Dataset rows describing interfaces

┄┄┄┄┄┄

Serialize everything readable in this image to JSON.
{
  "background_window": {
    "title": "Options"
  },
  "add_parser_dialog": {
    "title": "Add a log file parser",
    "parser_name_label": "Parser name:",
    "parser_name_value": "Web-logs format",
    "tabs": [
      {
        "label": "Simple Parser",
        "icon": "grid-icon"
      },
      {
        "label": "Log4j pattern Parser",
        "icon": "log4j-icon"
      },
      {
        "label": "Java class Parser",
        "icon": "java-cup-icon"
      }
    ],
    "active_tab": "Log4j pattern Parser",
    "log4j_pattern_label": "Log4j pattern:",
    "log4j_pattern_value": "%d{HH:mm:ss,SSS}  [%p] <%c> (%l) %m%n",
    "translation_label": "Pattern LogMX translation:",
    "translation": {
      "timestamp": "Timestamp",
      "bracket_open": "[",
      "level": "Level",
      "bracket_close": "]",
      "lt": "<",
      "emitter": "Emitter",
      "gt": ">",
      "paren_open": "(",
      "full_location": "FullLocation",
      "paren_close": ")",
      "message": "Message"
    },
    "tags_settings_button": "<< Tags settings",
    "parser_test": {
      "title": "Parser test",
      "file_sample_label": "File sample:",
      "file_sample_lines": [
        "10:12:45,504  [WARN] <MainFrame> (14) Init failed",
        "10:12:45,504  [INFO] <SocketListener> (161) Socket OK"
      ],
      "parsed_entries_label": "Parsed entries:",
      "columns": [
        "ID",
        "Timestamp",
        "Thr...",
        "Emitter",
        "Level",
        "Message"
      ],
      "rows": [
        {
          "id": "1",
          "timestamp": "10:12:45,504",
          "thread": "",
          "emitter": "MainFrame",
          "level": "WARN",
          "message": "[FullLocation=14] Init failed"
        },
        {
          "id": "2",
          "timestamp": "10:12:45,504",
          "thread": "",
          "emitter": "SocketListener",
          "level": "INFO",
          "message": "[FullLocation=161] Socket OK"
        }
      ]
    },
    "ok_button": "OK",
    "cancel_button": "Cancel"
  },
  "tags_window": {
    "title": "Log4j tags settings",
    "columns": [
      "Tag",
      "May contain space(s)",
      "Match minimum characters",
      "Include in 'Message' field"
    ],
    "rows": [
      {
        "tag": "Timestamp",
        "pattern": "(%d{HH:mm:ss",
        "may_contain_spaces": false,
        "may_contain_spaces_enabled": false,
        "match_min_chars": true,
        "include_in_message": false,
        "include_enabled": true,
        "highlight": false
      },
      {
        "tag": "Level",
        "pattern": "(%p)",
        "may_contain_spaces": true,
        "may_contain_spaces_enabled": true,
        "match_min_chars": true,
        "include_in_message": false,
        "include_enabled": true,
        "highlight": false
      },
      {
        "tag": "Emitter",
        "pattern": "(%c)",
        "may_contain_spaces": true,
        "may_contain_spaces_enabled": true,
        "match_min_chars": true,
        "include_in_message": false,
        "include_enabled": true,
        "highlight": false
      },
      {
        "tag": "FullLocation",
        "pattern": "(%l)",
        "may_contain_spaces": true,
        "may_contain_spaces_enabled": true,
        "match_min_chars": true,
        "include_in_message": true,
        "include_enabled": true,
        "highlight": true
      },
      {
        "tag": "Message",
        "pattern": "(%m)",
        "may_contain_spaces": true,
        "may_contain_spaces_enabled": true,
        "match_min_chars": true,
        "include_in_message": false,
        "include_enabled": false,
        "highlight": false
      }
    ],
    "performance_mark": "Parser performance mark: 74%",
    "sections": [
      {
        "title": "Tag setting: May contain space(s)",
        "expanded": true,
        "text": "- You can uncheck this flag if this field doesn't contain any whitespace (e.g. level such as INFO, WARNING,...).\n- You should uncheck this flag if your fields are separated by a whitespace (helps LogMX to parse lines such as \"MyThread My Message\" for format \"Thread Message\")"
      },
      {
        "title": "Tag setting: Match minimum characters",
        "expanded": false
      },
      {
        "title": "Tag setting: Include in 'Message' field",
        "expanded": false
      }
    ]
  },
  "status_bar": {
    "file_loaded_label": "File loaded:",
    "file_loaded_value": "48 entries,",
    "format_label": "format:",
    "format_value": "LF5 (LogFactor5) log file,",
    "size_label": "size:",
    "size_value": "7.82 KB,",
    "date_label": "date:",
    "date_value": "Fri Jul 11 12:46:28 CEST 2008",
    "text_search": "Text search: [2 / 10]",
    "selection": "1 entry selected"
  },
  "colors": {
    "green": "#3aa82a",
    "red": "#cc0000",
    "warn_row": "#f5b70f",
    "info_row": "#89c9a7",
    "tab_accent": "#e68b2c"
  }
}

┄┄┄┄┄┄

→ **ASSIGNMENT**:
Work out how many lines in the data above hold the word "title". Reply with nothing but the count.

→ **EXERCISE RESULT**:
7